(Dataset rows describing interfaces)
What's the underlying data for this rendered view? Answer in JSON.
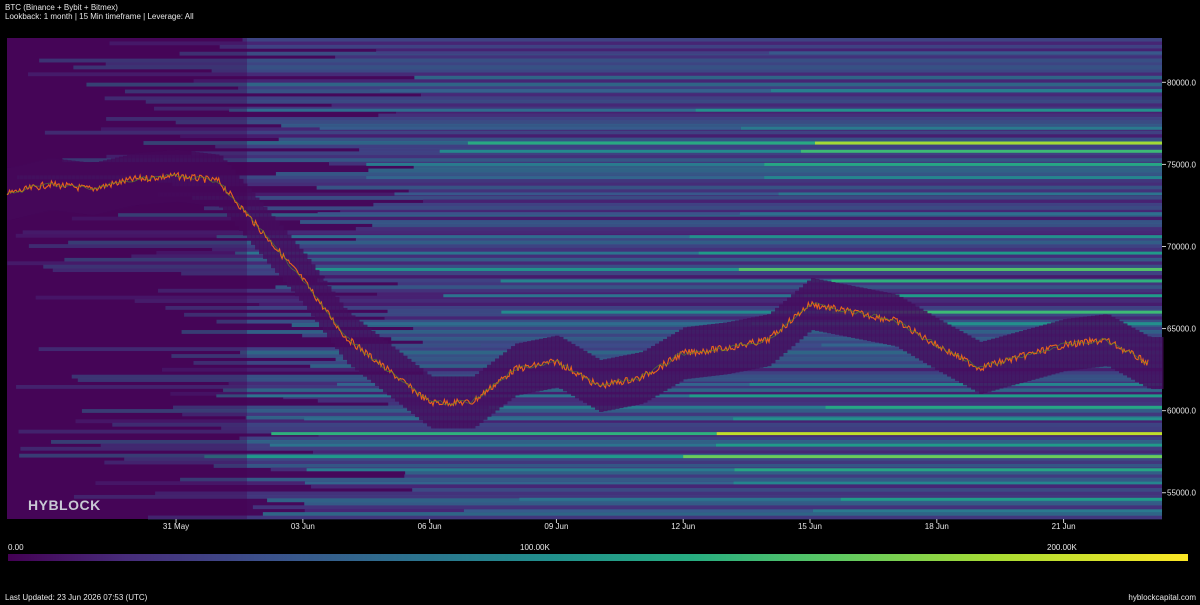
{
  "header": {
    "title": "BTC (Binance + Bybit + Bitmex)",
    "subtitle": "Lookback: 1 month | 15 Min timeframe | Leverage: All"
  },
  "watermark": "HYBLOCK",
  "colorbar": {
    "labels": [
      "0.00",
      "100.00K",
      "200.00K"
    ],
    "min": 0,
    "max": 220000
  },
  "footer": {
    "updated": "Last Updated: 23 Jun 2026 07:53 (UTC)",
    "site": "hyblockcapital.com"
  },
  "chart_data": {
    "type": "heatmap",
    "title": "BTC (Binance + Bybit + Bitmex)",
    "subtitle": "Lookback: 1 month | 15 Min timeframe | Leverage: All",
    "x_ticks": [
      "31 May",
      "03 Jun",
      "06 Jun",
      "09 Jun",
      "12 Jun",
      "15 Jun",
      "18 Jun",
      "21 Jun"
    ],
    "y_ticks": [
      "55000.0",
      "60000.0",
      "65000.0",
      "70000.0",
      "75000.0",
      "80000.0"
    ],
    "ylim": [
      53400,
      82700
    ],
    "xlim_days": [
      "27 May",
      "23 Jun 07:53"
    ],
    "colorscale": "viridis",
    "color_range": [
      0,
      220000
    ],
    "price_series": {
      "name": "BTC",
      "x": [
        "27 May",
        "28 May",
        "29 May",
        "30 May",
        "31 May",
        "01 Jun",
        "02 Jun",
        "03 Jun",
        "04 Jun",
        "05 Jun",
        "06 Jun",
        "07 Jun",
        "08 Jun",
        "09 Jun",
        "10 Jun",
        "11 Jun",
        "12 Jun",
        "13 Jun",
        "14 Jun",
        "15 Jun",
        "16 Jun",
        "17 Jun",
        "18 Jun",
        "19 Jun",
        "20 Jun",
        "21 Jun",
        "22 Jun",
        "23 Jun"
      ],
      "y": [
        73200,
        73800,
        73500,
        74100,
        74300,
        74000,
        71000,
        68000,
        64500,
        62500,
        60500,
        60500,
        62500,
        63000,
        61500,
        62000,
        63500,
        63800,
        64300,
        66500,
        66000,
        65500,
        64000,
        62600,
        63300,
        64000,
        64300,
        62900
      ]
    },
    "liquidity_bands": [
      {
        "price": 81800,
        "level": 60000
      },
      {
        "price": 79500,
        "level": 95000
      },
      {
        "price": 78300,
        "level": 110000
      },
      {
        "price": 77200,
        "level": 90000
      },
      {
        "price": 76300,
        "level": 190000
      },
      {
        "price": 75800,
        "level": 150000
      },
      {
        "price": 75000,
        "level": 130000
      },
      {
        "price": 74200,
        "level": 100000
      },
      {
        "price": 73200,
        "level": 85000
      },
      {
        "price": 72000,
        "level": 80000
      },
      {
        "price": 70600,
        "level": 110000
      },
      {
        "price": 69600,
        "level": 120000
      },
      {
        "price": 68600,
        "level": 160000
      },
      {
        "price": 67900,
        "level": 140000
      },
      {
        "price": 67000,
        "level": 120000
      },
      {
        "price": 66000,
        "level": 150000
      },
      {
        "price": 65300,
        "level": 110000
      },
      {
        "price": 64000,
        "level": 70000
      },
      {
        "price": 61600,
        "level": 100000
      },
      {
        "price": 60900,
        "level": 120000
      },
      {
        "price": 60200,
        "level": 130000
      },
      {
        "price": 59500,
        "level": 110000
      },
      {
        "price": 58600,
        "level": 200000
      },
      {
        "price": 57900,
        "level": 120000
      },
      {
        "price": 57200,
        "level": 170000
      },
      {
        "price": 56400,
        "level": 130000
      },
      {
        "price": 55600,
        "level": 100000
      },
      {
        "price": 54600,
        "level": 120000
      },
      {
        "price": 53900,
        "level": 90000
      }
    ]
  }
}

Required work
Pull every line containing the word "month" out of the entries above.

Exercise response
    "subtitle": "Lookback: 1 month | 15 Min timeframe | Leverage: All"
    "subtitle": "Lookback: 1 month | 15 Min timeframe | Leverage: All",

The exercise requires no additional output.